Summary from Goodreads:
In Islamic and Western tradition, age twenty-nine is a milestone, a year of transformation and upheaval.
For Hala Alyan, this is a year in which the past–memories of family members, old friends and past lovers, the heat of another land, another language, a different faith–winds itself around the present. Hala’s ever-shifting, subversive verse sifts together and through different forms of forced displacement and the tolls they take on mind and body. Poems leap from war-torn cities in the Middle East, to an Oklahoma Olive Garden, a Brooklyn brownstone; from alcoholism to recovery; from a single woman to a wife. This collection summons breathtaking chaos, one that seeps into the bones of these odes, the shape of these elegies.
A vivid catalog of trauma, heartache, loneliness, and joy, The Twenty-Ninth Year is an education in looking for home and self in the space between disparate identities.

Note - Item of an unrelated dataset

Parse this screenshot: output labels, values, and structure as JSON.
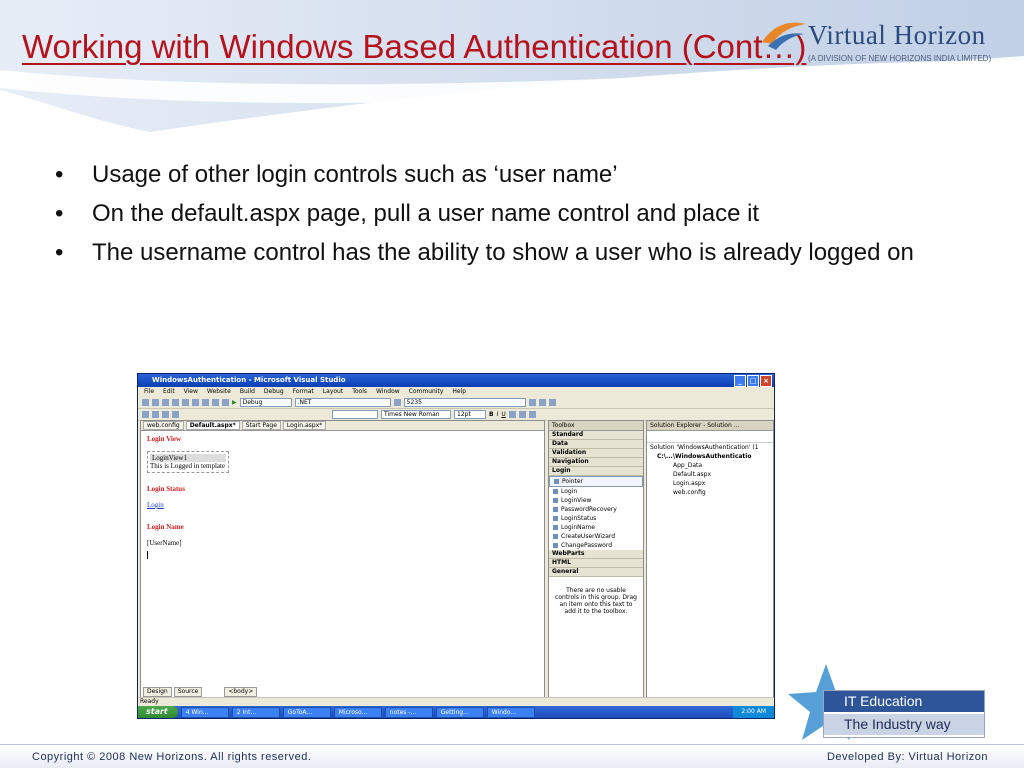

I was impressed with the poetic nature of Alyan’s novel Salt Houses so I was really interested in her new poetry collection. The poems in The Twenty-Ninth Year twist around themselves, unable to find an anchor in the body, in addiction, in middle America, or in the Middle East. It reminded me quite a lot of Porochista Khakpour’s excellent memoir Sick with that feeling of displacement. I didn’t quite feel that all the poems went together as a collection, though they are all good.
The Twenty Ninth Year is out now in the US.

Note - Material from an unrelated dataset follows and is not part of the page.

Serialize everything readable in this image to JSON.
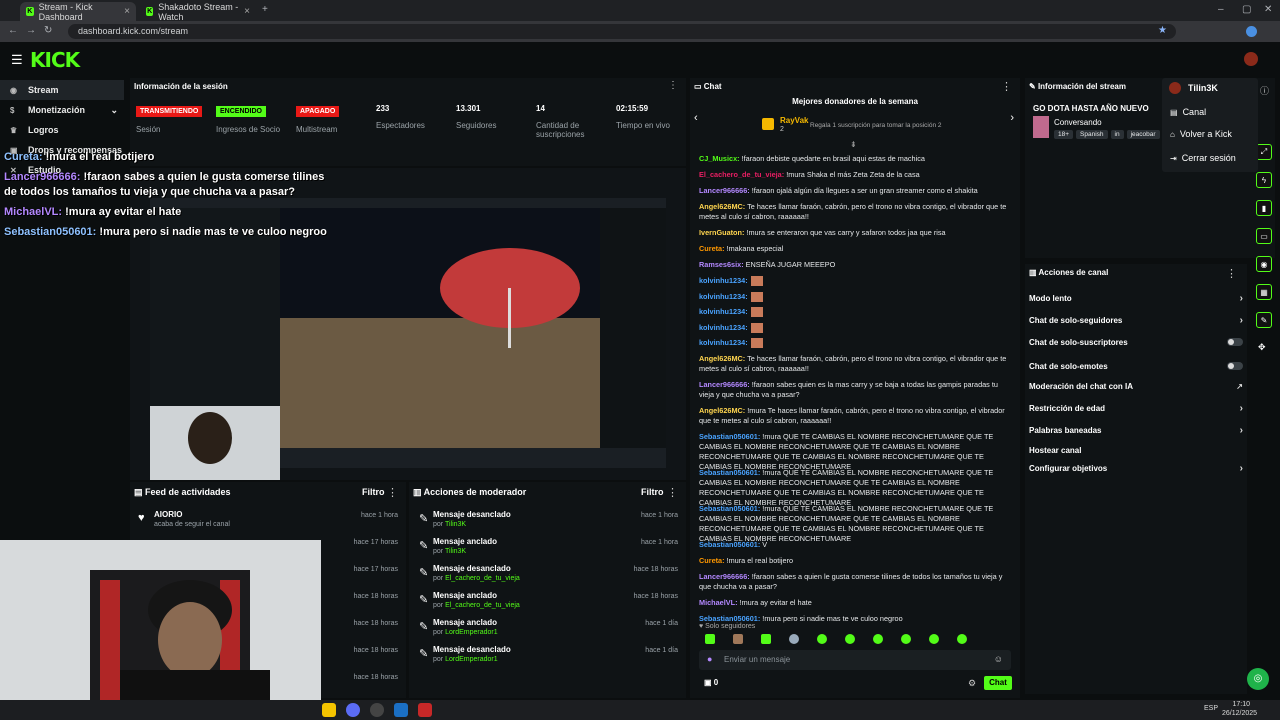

Dear FTC: I read a digital galley of this book from the publisher via Edelweiss.